More cement permits issued amid scarcity
Following the shortage of locally produced cement, more traders are opting for permits to import cement into the country through the Ministry of Industry and Trade.
Cement shortage has seen prices rising to between K9,000 and K10, 000 per 50 kilogramme bag from K6,000 when there is normal supply.
The scarcity of the product has also affected the construction industry as works have stalled.
In an interview on Monday, Ministry of Industry and Trade publicist, Wiskesi Nkombezi, said more traders are applying for cement import permits as a way of addressing the situation.
He confirmed that the ministry has held discussions with players in the cement industry on the matter as well as issued import permits to fill the gap.
“It is not that we had stopped issuing the permits, but because of the scarcity and because the traders do not want to be out of business, they are, therefore, coming in large numbers to apply for the permits. This will assist in making the product available on the market.
“Apart from that , the government is also casting the net wider on sources of supply to make sure that traditional cement sources are not overstretched,” Nkombezi said.
He further said, to control prices on the market; the government will take punitive measures against anyone offering prices higher than the recommended ones in accordance with the provisions of the relevant laws of Malawi.
“We know that some traders have taken advantage of the situation to hike prices. As a permit issuing office, we will be monitoring them and, if we find any trader abusing the permit by offering higher prices, our office will not grant them another permit in future,” he said.
Two weeks ago, The Polytechnic Dean of Built Environment Faculty, Rodrick Chilipunde, noted that the shortage of cement is a very serious problem as its effects will spill over to the economic growth of the country, if not be addressed immediately.
Chilipunde said construction cost will increase and may double within a short time resulting in increased inflation.
“A lot of projects have stalled translating to an increase in unemployment as many labourers will be laid off.

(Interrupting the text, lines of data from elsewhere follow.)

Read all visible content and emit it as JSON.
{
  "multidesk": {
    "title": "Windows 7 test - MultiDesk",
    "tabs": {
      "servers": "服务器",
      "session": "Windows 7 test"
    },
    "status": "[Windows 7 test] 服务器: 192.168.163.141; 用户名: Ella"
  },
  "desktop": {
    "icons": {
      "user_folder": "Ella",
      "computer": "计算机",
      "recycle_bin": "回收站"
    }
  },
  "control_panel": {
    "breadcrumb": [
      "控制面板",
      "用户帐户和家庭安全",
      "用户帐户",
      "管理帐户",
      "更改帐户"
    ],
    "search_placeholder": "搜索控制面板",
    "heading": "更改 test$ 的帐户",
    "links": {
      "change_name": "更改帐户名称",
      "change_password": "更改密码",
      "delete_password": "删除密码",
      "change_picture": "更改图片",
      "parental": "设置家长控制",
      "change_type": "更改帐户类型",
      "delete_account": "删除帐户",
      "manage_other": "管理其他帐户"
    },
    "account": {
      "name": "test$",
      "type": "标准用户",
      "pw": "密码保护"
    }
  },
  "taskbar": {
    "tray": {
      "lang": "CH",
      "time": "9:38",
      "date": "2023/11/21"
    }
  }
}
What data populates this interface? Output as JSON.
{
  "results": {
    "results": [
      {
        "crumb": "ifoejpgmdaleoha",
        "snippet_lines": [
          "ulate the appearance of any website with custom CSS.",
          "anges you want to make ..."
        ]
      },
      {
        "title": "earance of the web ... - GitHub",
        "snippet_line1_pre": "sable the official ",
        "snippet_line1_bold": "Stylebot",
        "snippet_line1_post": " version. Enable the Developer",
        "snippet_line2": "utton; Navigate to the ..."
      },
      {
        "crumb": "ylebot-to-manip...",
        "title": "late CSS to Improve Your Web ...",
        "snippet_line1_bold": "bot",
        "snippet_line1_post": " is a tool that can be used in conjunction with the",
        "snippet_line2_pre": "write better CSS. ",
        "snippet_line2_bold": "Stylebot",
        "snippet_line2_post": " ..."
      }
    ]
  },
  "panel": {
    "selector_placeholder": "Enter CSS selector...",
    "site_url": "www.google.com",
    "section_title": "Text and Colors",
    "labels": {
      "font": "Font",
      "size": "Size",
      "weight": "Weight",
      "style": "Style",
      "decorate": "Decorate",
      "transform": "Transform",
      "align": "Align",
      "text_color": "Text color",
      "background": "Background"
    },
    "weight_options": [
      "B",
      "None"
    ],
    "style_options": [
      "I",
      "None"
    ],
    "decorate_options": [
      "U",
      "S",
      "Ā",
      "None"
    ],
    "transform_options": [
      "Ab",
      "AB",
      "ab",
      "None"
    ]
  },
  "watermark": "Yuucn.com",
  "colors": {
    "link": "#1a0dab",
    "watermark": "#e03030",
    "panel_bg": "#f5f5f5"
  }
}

Construction firms are likely to close due to lack of productivity, limited money flow to citizens since construction is a major source of income,” he said.
He further said cement contributes 55 percent t o construction works and that the economic growth of a country is mostly measured based on the performance of its construction industry.